Excerpts from an interface dataset:
·····

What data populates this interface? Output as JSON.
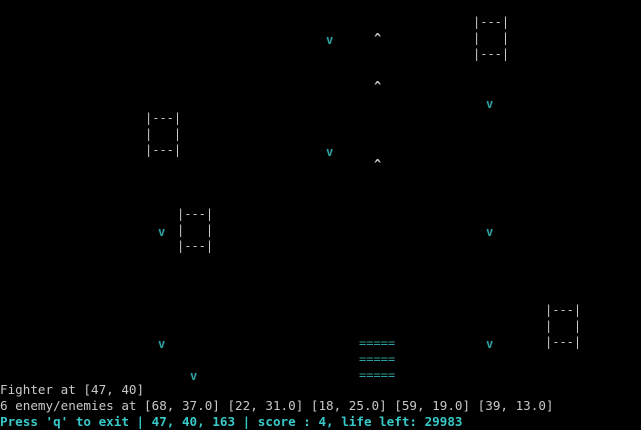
{
  "glyphs": {
    "bullet": "^",
    "enemy": "v",
    "fighter": [
      "=====",
      "=====",
      "====="
    ],
    "obstacle": "|---|\n|   |\n|---|"
  },
  "status": {
    "fighter_position": "Fighter at [47, 40]",
    "enemies": "6 enemy/enemies at [68, 37.0] [22, 31.0] [18, 25.0] [59, 19.0] [39, 13.0]",
    "controls": "Press 'q' to exit | 47, 40, 163 | score : 4, life left: 29983"
  },
  "colors": {
    "background": "#000000",
    "text": "#c8c8c8",
    "enemy": "#2fa3a3",
    "highlight": "#38c8c8"
  }
}
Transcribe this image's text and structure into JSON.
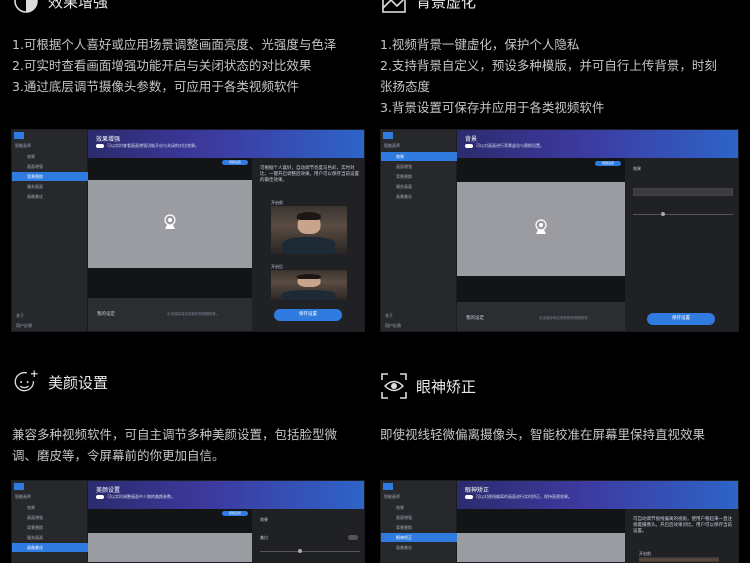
{
  "features": [
    {
      "title": "效果增强",
      "desc": [
        "1.可根据个人喜好或应用场景调整画面亮度、光强度与色泽",
        "2.可实时查看画面增强功能开启与关闭状态的对比效果",
        "3.通过底层调节摄像头参数，可应用于各类视频软件"
      ],
      "icon": "contrast-icon"
    },
    {
      "title": "背景虚化",
      "desc": [
        "1.视频背景一键虚化，保护个人隐私",
        "2.支持背景自定义，预设多种模版，并可自行上传背景，时刻",
        "张扬态度",
        "3.背景设置可保存并应用于各类视频软件"
      ],
      "icon": "background-icon"
    },
    {
      "title": "美颜设置",
      "desc": [
        "兼容多种视频软件，可自主调节多种美颜设置，包括脸型微",
        "调、磨皮等，令屏幕前的你更加自信。"
      ],
      "icon": "smile-plus-icon"
    },
    {
      "title": "眼神矫正",
      "desc": [
        "即使视线轻微偏离摄像头，智能校准在屏幕里保持直视效果"
      ],
      "icon": "eye-icon"
    }
  ],
  "app": {
    "user": "智能画师",
    "nav": [
      "效果",
      "画面增强",
      "背景替换",
      "服务画面",
      "画像美化",
      "眼神矫正"
    ],
    "about": "关于",
    "feedback": "用户反馈",
    "save": "保存设置",
    "my_settings": "我的设定",
    "footer_hint": "点击保存将应用到所有视频软件。",
    "badge": "视频设置",
    "on_label": "开启前",
    "after_label": "开启后",
    "effect_label": "效果",
    "brightness_label": "美白"
  },
  "screens": [
    {
      "title": "效果增强",
      "header_text": "可以实时查看画面增强功能开启与关闭的对比效果。",
      "panel_text": "可根据个人喜好，自动调节亮度与色彩，实时对比，一键开启调整后效果。用户可以保存当前设置的最佳效果。"
    },
    {
      "title": "背景",
      "header_text": "可以对画面进行背景虚化与替换设置。",
      "panel_text": ""
    },
    {
      "title": "美颜设置",
      "header_text": "可以实时调整画面中人物的美颜参数。",
      "panel_text": ""
    },
    {
      "title": "眼神矫正",
      "header_text": "可以对视线偏离的画面进行实时矫正，保持直视效果。",
      "panel_text": "可自动调节视线偏离的视角，使用户看起来一直注视着摄像头。开启后效果对比，用户可以保存当前设置。"
    }
  ],
  "colors": {
    "accent": "#2f7be0",
    "header_start": "#2b2b6e",
    "header_end": "#2e64c8",
    "bg": "#000000"
  }
}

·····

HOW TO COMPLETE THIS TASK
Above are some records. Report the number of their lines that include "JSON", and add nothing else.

REPLY TO THE TASK
2